Work order → Throughout the listing that follows, find each line with the word "Cancel" and copy it.

Data for the task →

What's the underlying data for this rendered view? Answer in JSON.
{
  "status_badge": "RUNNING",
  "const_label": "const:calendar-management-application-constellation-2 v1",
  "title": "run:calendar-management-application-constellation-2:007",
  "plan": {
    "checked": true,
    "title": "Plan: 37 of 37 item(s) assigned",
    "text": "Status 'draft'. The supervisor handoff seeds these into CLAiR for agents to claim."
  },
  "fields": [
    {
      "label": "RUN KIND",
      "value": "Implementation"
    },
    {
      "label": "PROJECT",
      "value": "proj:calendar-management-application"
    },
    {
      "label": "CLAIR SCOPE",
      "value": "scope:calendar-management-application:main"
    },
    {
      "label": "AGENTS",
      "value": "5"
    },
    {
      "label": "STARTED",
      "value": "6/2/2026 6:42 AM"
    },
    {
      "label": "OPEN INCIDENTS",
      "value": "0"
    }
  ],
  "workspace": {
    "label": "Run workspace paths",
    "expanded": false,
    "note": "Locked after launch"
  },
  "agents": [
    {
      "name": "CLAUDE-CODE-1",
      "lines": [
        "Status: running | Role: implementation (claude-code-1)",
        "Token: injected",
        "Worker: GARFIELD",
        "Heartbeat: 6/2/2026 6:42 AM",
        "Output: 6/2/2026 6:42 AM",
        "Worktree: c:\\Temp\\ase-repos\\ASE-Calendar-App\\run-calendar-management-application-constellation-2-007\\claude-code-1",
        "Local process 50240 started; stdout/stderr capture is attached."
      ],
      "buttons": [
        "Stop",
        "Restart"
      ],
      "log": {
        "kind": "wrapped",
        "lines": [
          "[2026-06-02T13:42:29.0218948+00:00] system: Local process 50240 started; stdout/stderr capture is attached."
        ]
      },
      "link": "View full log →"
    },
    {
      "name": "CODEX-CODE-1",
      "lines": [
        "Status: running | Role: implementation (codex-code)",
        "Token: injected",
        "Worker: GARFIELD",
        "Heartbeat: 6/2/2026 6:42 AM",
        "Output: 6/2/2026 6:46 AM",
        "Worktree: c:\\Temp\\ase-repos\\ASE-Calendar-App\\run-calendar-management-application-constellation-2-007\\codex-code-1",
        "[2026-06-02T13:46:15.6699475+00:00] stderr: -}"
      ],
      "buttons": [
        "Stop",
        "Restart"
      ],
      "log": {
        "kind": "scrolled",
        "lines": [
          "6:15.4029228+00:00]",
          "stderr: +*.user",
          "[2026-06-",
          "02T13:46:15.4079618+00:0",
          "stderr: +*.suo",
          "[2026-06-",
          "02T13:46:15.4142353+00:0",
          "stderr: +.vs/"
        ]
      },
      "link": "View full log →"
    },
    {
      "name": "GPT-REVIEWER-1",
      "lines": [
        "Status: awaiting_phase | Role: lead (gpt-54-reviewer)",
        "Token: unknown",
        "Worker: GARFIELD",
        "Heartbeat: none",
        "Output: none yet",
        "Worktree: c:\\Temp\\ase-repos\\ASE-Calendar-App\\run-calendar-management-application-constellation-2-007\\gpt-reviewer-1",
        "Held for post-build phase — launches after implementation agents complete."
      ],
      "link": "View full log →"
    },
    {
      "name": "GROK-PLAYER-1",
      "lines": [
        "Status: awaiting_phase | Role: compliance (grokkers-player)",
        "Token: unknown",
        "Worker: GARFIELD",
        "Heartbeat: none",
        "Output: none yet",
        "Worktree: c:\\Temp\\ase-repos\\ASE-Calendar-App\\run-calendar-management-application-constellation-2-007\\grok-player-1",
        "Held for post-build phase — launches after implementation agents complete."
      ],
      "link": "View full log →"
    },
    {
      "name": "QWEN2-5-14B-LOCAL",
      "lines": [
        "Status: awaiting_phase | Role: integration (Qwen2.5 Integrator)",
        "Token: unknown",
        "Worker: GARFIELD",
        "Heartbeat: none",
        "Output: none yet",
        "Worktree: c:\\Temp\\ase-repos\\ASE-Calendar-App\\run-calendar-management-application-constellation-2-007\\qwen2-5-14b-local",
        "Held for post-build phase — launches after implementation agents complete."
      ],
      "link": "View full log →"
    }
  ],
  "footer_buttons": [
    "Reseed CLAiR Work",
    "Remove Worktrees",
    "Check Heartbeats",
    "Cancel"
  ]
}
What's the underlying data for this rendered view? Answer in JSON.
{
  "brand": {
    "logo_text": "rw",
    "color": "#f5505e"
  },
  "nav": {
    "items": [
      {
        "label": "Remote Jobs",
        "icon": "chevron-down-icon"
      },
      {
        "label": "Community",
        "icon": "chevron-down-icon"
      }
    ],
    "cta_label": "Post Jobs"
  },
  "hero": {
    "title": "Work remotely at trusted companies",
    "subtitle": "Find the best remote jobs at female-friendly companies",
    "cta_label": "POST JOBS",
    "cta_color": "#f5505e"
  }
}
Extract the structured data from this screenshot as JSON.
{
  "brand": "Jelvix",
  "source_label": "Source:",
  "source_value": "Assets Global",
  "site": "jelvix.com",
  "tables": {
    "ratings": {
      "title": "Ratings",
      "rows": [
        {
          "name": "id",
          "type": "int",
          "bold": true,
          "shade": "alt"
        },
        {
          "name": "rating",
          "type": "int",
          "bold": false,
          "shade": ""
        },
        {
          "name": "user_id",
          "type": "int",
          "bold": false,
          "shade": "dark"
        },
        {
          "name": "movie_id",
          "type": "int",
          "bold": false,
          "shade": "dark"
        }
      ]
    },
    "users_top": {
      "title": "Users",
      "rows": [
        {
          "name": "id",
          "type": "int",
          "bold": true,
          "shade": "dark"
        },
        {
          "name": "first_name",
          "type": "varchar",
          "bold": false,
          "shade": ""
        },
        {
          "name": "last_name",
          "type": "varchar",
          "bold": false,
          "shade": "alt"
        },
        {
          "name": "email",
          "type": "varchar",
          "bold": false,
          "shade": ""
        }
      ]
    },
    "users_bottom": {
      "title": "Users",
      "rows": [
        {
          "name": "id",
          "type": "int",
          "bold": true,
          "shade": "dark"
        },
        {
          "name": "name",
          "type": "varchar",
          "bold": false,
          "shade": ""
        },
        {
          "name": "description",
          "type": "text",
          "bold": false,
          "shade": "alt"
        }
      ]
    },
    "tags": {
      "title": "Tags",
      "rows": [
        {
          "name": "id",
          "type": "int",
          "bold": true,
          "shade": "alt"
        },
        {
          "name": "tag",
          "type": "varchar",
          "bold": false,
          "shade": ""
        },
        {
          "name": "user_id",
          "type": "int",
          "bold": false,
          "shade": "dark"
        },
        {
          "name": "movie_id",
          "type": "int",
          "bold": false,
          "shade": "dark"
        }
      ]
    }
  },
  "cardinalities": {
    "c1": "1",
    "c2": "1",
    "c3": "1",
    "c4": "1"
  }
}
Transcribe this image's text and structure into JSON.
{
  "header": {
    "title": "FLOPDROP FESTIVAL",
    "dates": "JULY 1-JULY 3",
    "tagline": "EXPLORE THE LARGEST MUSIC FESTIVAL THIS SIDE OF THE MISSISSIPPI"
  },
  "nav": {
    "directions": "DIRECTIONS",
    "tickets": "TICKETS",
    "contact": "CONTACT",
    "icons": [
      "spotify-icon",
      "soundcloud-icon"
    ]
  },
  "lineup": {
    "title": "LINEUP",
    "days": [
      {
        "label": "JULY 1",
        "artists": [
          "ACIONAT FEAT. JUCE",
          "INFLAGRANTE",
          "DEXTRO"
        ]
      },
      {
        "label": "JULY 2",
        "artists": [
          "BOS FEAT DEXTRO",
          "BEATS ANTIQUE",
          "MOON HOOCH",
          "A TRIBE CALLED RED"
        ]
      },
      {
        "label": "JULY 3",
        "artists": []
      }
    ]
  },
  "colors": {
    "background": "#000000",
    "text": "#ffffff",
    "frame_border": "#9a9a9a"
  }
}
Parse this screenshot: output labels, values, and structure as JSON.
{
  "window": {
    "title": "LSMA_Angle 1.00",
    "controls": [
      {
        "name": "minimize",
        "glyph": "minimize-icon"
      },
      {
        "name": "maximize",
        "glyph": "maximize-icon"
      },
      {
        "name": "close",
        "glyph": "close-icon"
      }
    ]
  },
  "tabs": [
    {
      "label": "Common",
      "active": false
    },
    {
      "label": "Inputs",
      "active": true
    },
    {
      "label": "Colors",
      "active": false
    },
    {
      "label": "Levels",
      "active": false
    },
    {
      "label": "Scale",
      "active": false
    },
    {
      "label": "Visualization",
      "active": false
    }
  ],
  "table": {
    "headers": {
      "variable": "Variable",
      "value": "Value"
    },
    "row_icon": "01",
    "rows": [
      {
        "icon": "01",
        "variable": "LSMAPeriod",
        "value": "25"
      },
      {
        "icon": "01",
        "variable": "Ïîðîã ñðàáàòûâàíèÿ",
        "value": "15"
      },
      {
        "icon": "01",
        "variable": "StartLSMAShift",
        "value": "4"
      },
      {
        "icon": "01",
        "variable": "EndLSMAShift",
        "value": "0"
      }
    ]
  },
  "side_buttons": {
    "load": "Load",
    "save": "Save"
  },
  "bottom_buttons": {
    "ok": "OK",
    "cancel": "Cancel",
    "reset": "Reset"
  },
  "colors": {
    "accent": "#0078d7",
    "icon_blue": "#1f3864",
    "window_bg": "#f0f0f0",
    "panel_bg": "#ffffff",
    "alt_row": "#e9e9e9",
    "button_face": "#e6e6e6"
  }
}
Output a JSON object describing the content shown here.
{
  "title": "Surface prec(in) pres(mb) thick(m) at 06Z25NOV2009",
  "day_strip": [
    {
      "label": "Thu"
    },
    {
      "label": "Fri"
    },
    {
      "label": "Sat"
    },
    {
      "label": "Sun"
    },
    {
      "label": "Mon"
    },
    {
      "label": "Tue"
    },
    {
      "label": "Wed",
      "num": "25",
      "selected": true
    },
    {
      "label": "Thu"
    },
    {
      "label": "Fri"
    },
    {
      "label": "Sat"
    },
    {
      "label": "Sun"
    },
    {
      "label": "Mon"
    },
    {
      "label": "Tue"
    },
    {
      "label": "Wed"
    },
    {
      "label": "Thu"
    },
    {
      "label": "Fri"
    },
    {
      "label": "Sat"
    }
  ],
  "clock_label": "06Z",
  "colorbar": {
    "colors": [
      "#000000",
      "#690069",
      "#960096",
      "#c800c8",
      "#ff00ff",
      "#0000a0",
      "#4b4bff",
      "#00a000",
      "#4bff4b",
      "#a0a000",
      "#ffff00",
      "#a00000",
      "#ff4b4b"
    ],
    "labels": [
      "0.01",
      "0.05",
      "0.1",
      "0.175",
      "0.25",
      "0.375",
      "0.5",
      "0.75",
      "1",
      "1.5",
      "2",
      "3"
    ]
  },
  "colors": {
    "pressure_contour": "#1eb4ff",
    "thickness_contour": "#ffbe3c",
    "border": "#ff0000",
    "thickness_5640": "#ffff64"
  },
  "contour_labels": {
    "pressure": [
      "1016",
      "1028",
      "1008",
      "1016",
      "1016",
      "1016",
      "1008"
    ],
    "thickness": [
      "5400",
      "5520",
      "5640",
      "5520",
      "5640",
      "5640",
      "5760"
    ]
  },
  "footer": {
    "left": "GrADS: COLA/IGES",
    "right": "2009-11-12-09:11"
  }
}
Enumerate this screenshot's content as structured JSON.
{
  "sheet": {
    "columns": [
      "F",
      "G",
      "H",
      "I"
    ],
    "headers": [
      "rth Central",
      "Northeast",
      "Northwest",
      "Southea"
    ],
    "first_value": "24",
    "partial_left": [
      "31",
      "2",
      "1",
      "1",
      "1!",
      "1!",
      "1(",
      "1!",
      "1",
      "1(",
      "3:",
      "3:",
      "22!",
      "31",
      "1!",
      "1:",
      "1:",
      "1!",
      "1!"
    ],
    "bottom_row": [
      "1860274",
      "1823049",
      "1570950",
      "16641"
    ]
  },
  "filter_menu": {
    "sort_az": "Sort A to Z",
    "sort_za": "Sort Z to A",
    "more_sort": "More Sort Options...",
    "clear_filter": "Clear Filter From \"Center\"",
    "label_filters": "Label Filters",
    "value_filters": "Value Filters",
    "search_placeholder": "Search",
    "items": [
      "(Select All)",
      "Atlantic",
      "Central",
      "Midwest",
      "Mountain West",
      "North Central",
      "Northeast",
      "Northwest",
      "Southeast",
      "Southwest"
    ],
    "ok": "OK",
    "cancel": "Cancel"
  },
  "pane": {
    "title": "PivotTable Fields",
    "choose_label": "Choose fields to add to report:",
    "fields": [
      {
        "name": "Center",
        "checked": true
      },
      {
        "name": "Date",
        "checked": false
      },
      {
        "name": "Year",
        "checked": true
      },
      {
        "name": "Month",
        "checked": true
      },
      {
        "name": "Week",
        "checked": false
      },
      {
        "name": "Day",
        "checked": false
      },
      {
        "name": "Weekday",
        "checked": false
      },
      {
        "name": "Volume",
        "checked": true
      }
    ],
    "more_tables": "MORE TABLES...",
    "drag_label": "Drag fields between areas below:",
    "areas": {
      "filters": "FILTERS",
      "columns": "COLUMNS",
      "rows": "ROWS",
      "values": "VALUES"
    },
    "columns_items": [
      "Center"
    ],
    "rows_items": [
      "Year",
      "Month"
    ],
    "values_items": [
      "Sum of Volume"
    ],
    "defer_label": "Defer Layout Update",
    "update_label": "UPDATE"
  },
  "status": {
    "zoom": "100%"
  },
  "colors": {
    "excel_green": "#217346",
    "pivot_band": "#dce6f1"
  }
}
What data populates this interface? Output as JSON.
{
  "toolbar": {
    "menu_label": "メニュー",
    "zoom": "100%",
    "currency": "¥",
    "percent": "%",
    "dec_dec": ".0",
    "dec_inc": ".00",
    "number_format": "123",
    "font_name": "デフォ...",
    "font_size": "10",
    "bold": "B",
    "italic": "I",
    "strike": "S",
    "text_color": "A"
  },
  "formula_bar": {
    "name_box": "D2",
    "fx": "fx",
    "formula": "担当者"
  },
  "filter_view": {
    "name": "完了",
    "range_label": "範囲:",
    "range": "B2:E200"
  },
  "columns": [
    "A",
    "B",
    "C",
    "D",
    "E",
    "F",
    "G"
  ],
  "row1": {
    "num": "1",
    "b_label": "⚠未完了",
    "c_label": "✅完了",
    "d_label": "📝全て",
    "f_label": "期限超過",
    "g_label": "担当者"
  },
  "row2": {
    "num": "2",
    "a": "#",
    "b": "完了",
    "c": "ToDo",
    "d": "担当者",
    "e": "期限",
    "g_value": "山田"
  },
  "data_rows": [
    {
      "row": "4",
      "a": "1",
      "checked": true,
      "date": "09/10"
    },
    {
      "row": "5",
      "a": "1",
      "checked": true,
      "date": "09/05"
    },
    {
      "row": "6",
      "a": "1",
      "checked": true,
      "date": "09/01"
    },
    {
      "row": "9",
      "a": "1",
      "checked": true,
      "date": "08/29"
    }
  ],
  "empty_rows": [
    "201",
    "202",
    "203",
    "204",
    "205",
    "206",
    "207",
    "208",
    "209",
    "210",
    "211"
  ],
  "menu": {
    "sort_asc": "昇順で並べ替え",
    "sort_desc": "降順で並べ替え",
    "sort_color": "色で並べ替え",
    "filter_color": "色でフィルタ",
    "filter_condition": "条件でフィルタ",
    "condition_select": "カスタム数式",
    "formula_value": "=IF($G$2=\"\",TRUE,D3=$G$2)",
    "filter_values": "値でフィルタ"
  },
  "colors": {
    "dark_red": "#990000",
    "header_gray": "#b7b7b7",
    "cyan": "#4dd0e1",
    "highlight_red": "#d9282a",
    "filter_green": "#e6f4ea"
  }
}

Response area →
    "Cancel"
    "cancel": "Cancel",
    "cancel": "Cancel"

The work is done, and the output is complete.